# [PROVIDED ENTRIES]
□ □ □

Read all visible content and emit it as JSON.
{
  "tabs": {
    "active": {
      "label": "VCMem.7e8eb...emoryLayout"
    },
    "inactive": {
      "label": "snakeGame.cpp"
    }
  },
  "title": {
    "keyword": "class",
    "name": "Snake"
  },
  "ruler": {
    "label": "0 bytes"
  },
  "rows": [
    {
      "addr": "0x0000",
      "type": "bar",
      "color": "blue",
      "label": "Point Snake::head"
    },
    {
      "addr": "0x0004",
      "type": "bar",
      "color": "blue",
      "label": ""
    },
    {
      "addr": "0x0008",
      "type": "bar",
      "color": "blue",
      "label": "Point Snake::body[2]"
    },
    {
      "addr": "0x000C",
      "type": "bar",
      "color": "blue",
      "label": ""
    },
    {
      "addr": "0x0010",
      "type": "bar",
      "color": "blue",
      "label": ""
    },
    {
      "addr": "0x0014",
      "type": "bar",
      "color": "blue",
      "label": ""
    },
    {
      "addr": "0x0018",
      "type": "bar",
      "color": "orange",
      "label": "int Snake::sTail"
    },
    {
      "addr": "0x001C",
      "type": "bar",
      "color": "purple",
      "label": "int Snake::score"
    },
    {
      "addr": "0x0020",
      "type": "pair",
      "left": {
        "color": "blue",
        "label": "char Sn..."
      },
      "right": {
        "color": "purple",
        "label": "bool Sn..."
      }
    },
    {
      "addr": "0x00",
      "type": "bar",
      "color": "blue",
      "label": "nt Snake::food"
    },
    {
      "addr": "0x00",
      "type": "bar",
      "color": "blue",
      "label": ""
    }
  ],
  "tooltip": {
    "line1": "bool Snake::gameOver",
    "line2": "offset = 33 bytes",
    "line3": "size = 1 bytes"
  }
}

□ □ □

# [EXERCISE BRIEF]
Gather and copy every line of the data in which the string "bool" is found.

# [ANSWER TO THIS EXERCISE]
        "label": "bool Sn..."
    "line1": "bool Snake::gameOver",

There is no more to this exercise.